Growing Up, Branching Out, Staying Awesome: Stranger Things 2


In which I spend Halloween gushing about the show the entire Internet is gushing about.

CN: politics, Tr*mp


I finished Stranger Things 2 on Saturday, after two concentrated binge sessions, and my heart and brain are spinning in perfect harmony. The key point is that I really enjoyed it, and if all you wanted to know was if I liked it, well, now you know. But I have some deeper things to say here, because the other thing that struck me is how beautifully this season A. built on the characters and mythology they developed in Season 1, and B. grew up with those characters, making itself into something a bit more complex than the first season.

On a shallower level (...relatively speaking...), I adore how, structurally, this season is Aliens to the first season's Alien -- right down to having Paul Reiser show up as an employee of the evil bureaucracy. But in addition to Reiser being a nice creative choice, his character is emblematic of a larger decision this season made with its arcs: nobody is purely good or purely evil, including Hawkins Labs and whatever government agency they operate under, and often the evil dormant in the otherwise good characters is of a pernicious kind we are still fighting against today.

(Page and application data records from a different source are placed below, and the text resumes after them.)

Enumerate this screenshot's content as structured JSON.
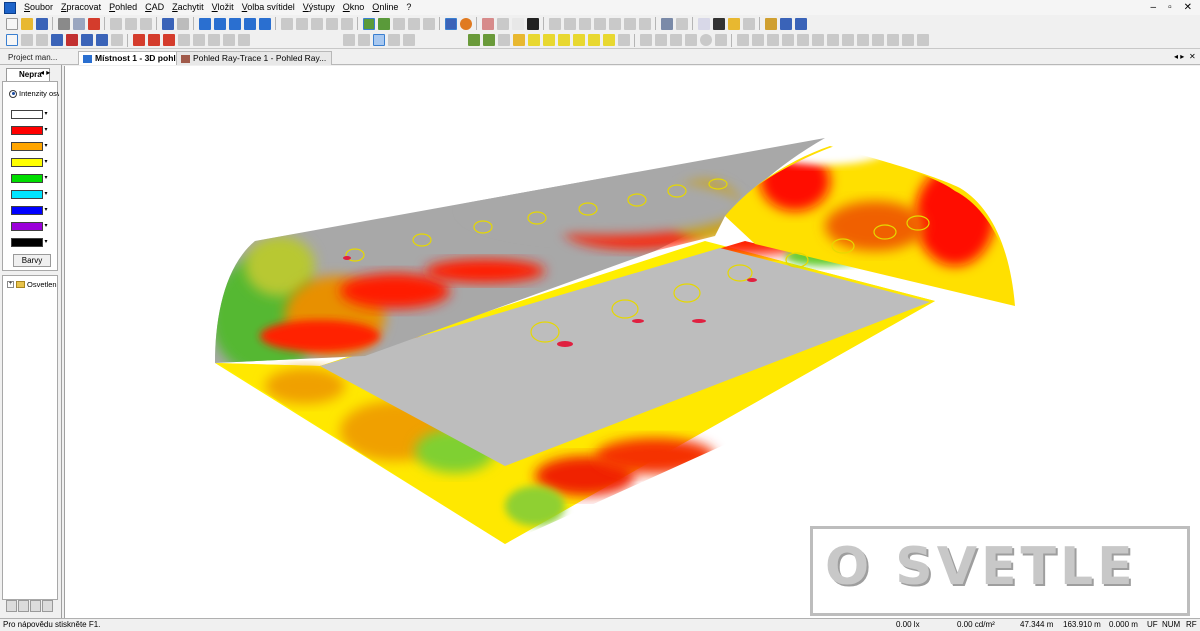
{
  "menu": [
    "Soubor",
    "Zpracovat",
    "Pohled",
    "CAD",
    "Zachytit",
    "Vložit",
    "Volba svítidel",
    "Výstupy",
    "Okno",
    "Online",
    "?"
  ],
  "window_controls": [
    "–",
    "▫",
    "✕"
  ],
  "tabs": {
    "project_tab": "Project man...",
    "doc_tabs": [
      {
        "label": "Místnost 1 - 3D pohled",
        "active": true
      },
      {
        "label": "Pohled Ray-Trace 1 - Pohled Ray...",
        "active": false
      }
    ],
    "controls": [
      "◂ ▸",
      "✕"
    ]
  },
  "left_panel": {
    "tab_label": "Nepra",
    "tab_arrows": "◂ ▸",
    "radio_label": "Intenzity osv",
    "swatches": [
      {
        "color": "#ffffff"
      },
      {
        "color": "#ff0000"
      },
      {
        "color": "#ffa500"
      },
      {
        "color": "#ffff00"
      },
      {
        "color": "#00dd00"
      },
      {
        "color": "#00e5ff"
      },
      {
        "color": "#0000ff"
      },
      {
        "color": "#9b00d9"
      },
      {
        "color": "#000000"
      }
    ],
    "barvy_button": "Barvy",
    "tree_item": "Osvetlen",
    "tree_expander": "+"
  },
  "viewport": {
    "watermark_text": "O SVETLE"
  },
  "status": {
    "help": "Pro nápovědu stiskněte F1.",
    "lux": "0.00 lx",
    "luminance": "0.00 cd/m²",
    "x": "47.344 m",
    "y": "163.910 m",
    "z": "0.000 m",
    "uf": "UF",
    "num": "NUM",
    "rf": "RF"
  },
  "colors": {
    "accent": "#1d63c9",
    "heat_red": "#ff0000",
    "heat_yellow": "#ffff00",
    "heat_green": "#33cc33",
    "floor_gray": "#bdbdbd",
    "ceiling_gray": "#a8a8a8"
  }
}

Sure, there's the literal, supernatural evil dwelling in Will Byers; but there's also Dustin's desire to be cool and special, leading to him hiding Dart from the rest of the party; Mike's and Steve's ingrained racism (Mike implies Lucas has to dress up as Winston because he's black; Steve conflates Germans and Nazis); Max and Billy's abusive home life and their difficulties coping with same; Nancy's grief-fueled substance abuse; Hopper's grief-fueled lash-outs; Eleven's destructive tendencies; the list goes on. Nobody here is portrayed as a saint, and none of their problems are dismissed as not problems, but nor are they just simply solved. And that's another way in which this season is delightfully deep: Mike doesn't suddenly stop thinking racially insensitive thoughts after Lucas calls him out; Billy is not a better person after one righteous ass-kicking by Steve; choosing to be with Jonathan does not erase the feelings Nancy has for Steve and vice-versa. Even the battle with the Mind Flayer, while a victory, costs the party the life of Bob; on top of that, the Flayer is still explicitly around at the end of the season, and it seems to know where the kids are. Life in Stranger Things 2 is not resolved by the credits, and while the characters are empowered to forgive and educate and try to move past their issues, we end with a lot of things hanging without it feeling like nothing was resolved.

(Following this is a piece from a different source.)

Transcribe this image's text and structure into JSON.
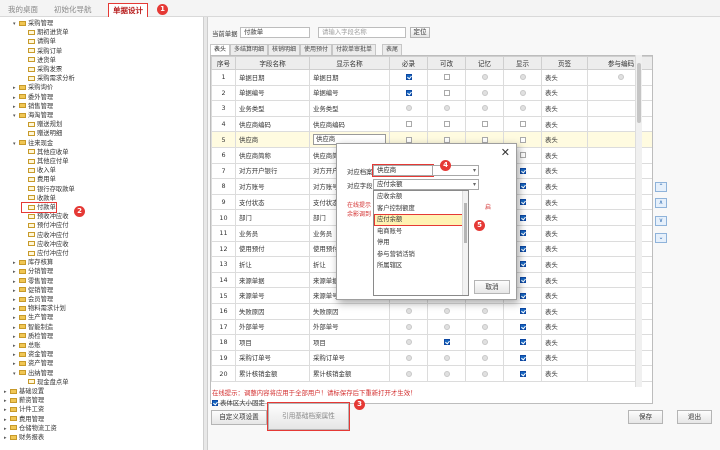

(Note: None of this is to say the show is not problematic; it definitely is. This Facebook post by Son of Baldwin says it better than I could. I highly recommend you read it.)

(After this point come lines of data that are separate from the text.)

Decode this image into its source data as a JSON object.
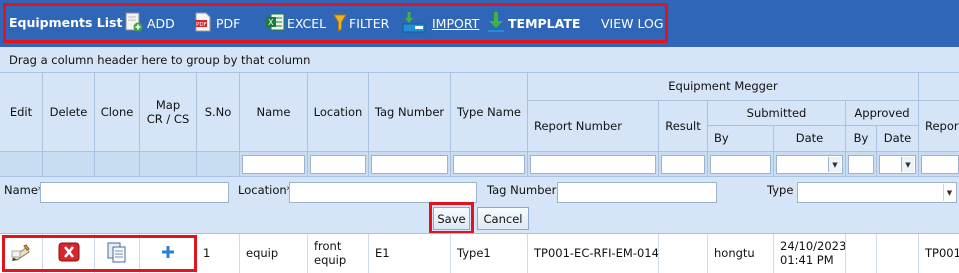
{
  "toolbar": {
    "title": "Equipments List",
    "items": [
      {
        "label": "ADD",
        "icon": "add-document-icon"
      },
      {
        "label": "PDF",
        "icon": "pdf-icon"
      },
      {
        "label": "EXCEL",
        "icon": "excel-icon"
      },
      {
        "label": "FILTER",
        "icon": "filter-icon"
      },
      {
        "label": "IMPORT",
        "icon": "import-icon"
      },
      {
        "label": "TEMPLATE",
        "icon": "download-arrow-icon"
      },
      {
        "label": "VIEW LOG"
      }
    ]
  },
  "group_panel": {
    "text": "Drag a column header here to group by that column"
  },
  "grid": {
    "headers": {
      "edit": "Edit",
      "delete": "Delete",
      "clone": "Clone",
      "map": "Map\nCR / CS",
      "sno": "S.No",
      "name": "Name",
      "location": "Location",
      "tag_number": "Tag Number",
      "type_name": "Type Name",
      "equipment_megger": "Equipment Megger",
      "report_number": "Report Number",
      "result": "Result",
      "submitted": "Submitted",
      "submitted_by": "By",
      "submitted_date": "Date",
      "approved": "Approved",
      "approved_by": "By",
      "approved_date": "Date",
      "report_cut": "Repor"
    },
    "rows": [
      {
        "sno": "1",
        "name": "equip",
        "location": "front\nequip",
        "tag_number": "E1",
        "type_name": "Type1",
        "report_number": "TP001-EC-RFI-EM-014",
        "result": "",
        "submitted_by": "hongtu",
        "submitted_date": "24/10/2023\n01:41 PM",
        "approved_by": "",
        "approved_date": "",
        "report_cut": "TP001"
      }
    ]
  },
  "edit_form": {
    "name_label": "Name*",
    "location_label": "Location*",
    "tag_number_label": "Tag Number",
    "type_label": "Type",
    "name_value": "",
    "location_value": "",
    "tag_number_value": "",
    "type_value": "",
    "save_label": "Save",
    "cancel_label": "Cancel"
  },
  "colors": {
    "toolbar_bg": "#2f66b8",
    "header_bg": "#d5e5f7",
    "highlight": "#e0141e"
  }
}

Which brings me to the other thing this season that I adored: you can tell, in the best way, this was created post-election. They don't go parading by yelling "we hate Donald Trump" (that was left to David Harbour), but they make it clear that, problematic as they are, the cast and crew of Stranger Things 2 stand against hate and bigotry and stand with equality and progressivism. The two explicitly conservative characters (the Wheeler parents, with their Reagan/Bush lawn sign) are also the two most useless parents in the entire show, not getting involved even when their kids appear to be missing, nor requiring any lies or distractions to prevent them from interfering (which is at least true for Mrs. Henderson). The only character to drop a hard F-bomb in the show is Billy's father, who is also an abusive, paramilitary jerkass in an authority mustache. While I am not going to call the tokenism-riddled main cast "diverse" in a real sense, the party's diversity of skills and experiences is required to defeat evil in the end -- one of them being literally magical is a major factor, but even Eleven needs fire support, and without the rest of the group distracting the Demodogs they wouldn't have succeeded in the first place. It's not proper representation, but it's an acknowledgment that differences make us stronger, which while white-washed is a step in the right direction. And let's not forget the conversation where Dustin explains how mind flayers work and explicitly links the Mind Flayer to Nazis.

There are random other notes I could obsess over all day -- Billy's possible closeted LGBT+ status, my desire to see his father get his comeuppance, how well-executed the character of Max was, the use of "Every Breath You Take" in a context that makes sense both diegetically and exegetically -- but the biggest thing for me was seeing how well they built upon what they already had without losing sight of what made it so great. Stranger Things continues to be one of the best things on television in an era when there is a surplus of best things on television, and I am so glad I get to share it with the Internet.